Man flu could be real, after all. It seems that viruses may actually be evolving to infect men more severely than they infect women. A new study, published in Nature Communications, suggests that there is an evolutionary pressure on the organisms to cause weaker symptoms in women, as it makes them more likely to be spread.
The theory goes that it is advantageous for a virus to infect, but not necessarily harm, a woman because she has a greater chance of passing the virus on, from mother to child. For men, however, that pressure is not generally there as there are fewer opportunities for the virus to be passed on, so the virus can go all out on the male host, and as a result cause greater harm.
“Viruses may be evolving to be less dangerous to women, looking to preserve the female population” explained Royal Holloway’s Dr Francisco Úbeda. “The reason why these illnesses are less virulent in women is that the virus wants to be passed from mother to child, either through breastfeeding, or just through giving birth.”
It has long been observed that men tend to suffer worse infections from diseases than women.
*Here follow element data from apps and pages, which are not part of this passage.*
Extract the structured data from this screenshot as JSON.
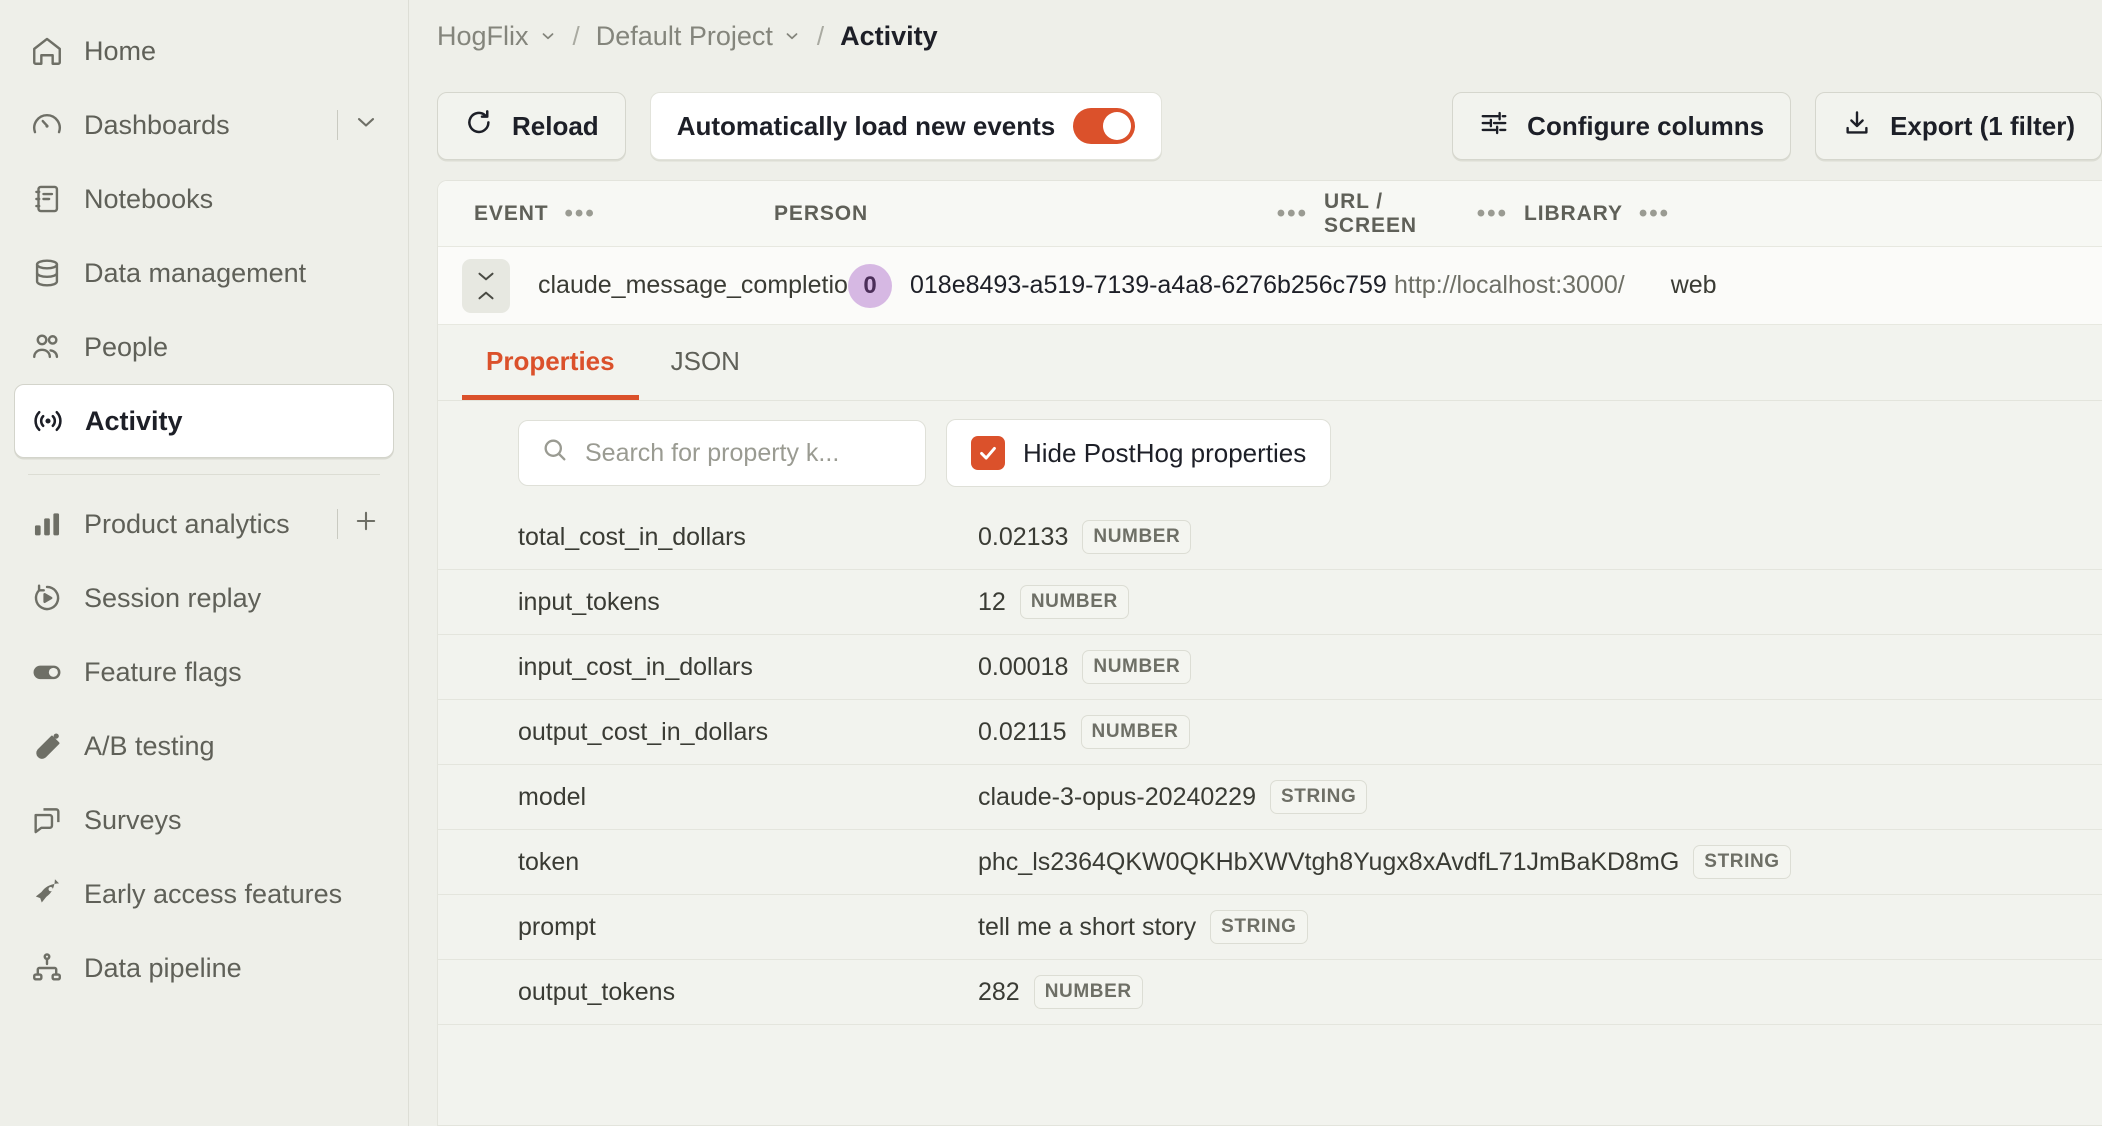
{
  "sidebar": {
    "primary_items": [
      {
        "label": "Home",
        "icon": "home-icon"
      },
      {
        "label": "Dashboards",
        "icon": "dashboard-icon",
        "has_chevron": true
      },
      {
        "label": "Notebooks",
        "icon": "notebook-icon"
      },
      {
        "label": "Data management",
        "icon": "database-icon"
      },
      {
        "label": "People",
        "icon": "people-icon"
      },
      {
        "label": "Activity",
        "icon": "activity-icon",
        "active": true
      }
    ],
    "secondary_items": [
      {
        "label": "Product analytics",
        "icon": "bar-chart-icon",
        "has_plus": true
      },
      {
        "label": "Session replay",
        "icon": "replay-icon"
      },
      {
        "label": "Feature flags",
        "icon": "toggle-icon"
      },
      {
        "label": "A/B testing",
        "icon": "flask-icon"
      },
      {
        "label": "Surveys",
        "icon": "survey-icon"
      },
      {
        "label": "Early access features",
        "icon": "rocket-icon"
      },
      {
        "label": "Data pipeline",
        "icon": "pipeline-icon"
      }
    ]
  },
  "breadcrumb": {
    "organization": "HogFlix",
    "project": "Default Project",
    "page": "Activity",
    "separator": "/"
  },
  "toolbar": {
    "reload_label": "Reload",
    "auto_load_label": "Automatically load new events",
    "auto_load_enabled": true,
    "configure_columns_label": "Configure columns",
    "export_label": "Export (1 filter)"
  },
  "events_table": {
    "columns": [
      {
        "label": "EVENT"
      },
      {
        "label": "PERSON"
      },
      {
        "label": "URL / SCREEN"
      },
      {
        "label": "LIBRARY"
      }
    ],
    "menu_glyph": "•••",
    "rows": [
      {
        "event": "claude_message_completion",
        "person_initial": "0",
        "person_id": "018e8493-a519-7139-a4a8-6276b256c759…",
        "url": "http://localhost:3000/",
        "library": "web",
        "expanded": true
      }
    ]
  },
  "detail": {
    "tabs": [
      {
        "label": "Properties",
        "active": true
      },
      {
        "label": "JSON",
        "active": false
      }
    ],
    "search": {
      "placeholder": "Search for property k...",
      "value": ""
    },
    "hide_posthog_label": "Hide PostHog properties",
    "hide_posthog_checked": true,
    "properties": [
      {
        "key": "total_cost_in_dollars",
        "value": "0.02133",
        "type": "NUMBER"
      },
      {
        "key": "input_tokens",
        "value": "12",
        "type": "NUMBER"
      },
      {
        "key": "input_cost_in_dollars",
        "value": "0.00018",
        "type": "NUMBER"
      },
      {
        "key": "output_cost_in_dollars",
        "value": "0.02115",
        "type": "NUMBER"
      },
      {
        "key": "model",
        "value": "claude-3-opus-20240229",
        "type": "STRING"
      },
      {
        "key": "token",
        "value": "phc_ls2364QKW0QKHbXWVtgh8Yugx8xAvdfL71JmBaKD8mG",
        "type": "STRING"
      },
      {
        "key": "prompt",
        "value": "tell me a short story",
        "type": "STRING"
      },
      {
        "key": "output_tokens",
        "value": "282",
        "type": "NUMBER"
      }
    ]
  },
  "colors": {
    "accent": "#DB512B",
    "page_bg": "#EEEFE9",
    "card_bg": "#FBFBF9",
    "avatar_bg": "#D6B8E3"
  }
}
For example, men infected with the human papillomavirus are a shocking five times more likely than women to develop cancer as a result. This has usually been explained away by the subtle differences in the immune systems between the two sexes, but it seems that there could be more going on.
To examine whether or not there would be an evolutionary pressure for a virus to do less harm to women than men, the researchers used mathematical modeling. They found that there was indeed selective pressure for this to occur, and for the organisms to produce a lower mortality rate in women if the virus can be passed from mother to child.
“Survival of the fittest is relevant to all organisms, not just animals and humans,” continued Dr Úbeda. “It's entirely probable that this sex-specific virulent behavior is happening to many other pathogens causing diseases. It's an excellent example of what evolutionary analysis can do for medicine.”
Fascinatingly, this push for viruses that are spread between mother and child could be what is driving the observed differences in the lethality of Human T-cell Lymphotropic Virus Type 1 (HTLV-1) in different parts of the world. In Japan, for example, HTLV-1 is up to 3.5 times more likely to progress to become the lethal Adult T-cell Leukaemia (ATL) in men than women, whereas, in the Caribbean, the likelihood of the virus progressing to ATL is equal between men and women. This could be down to the fact that in Japan, women breastfeed their children for a much longer period of time than they do in the Caribbean.
This latest research could have profound influences for how doctors treat illness and disease in the future, tailoring the response to the sex and location.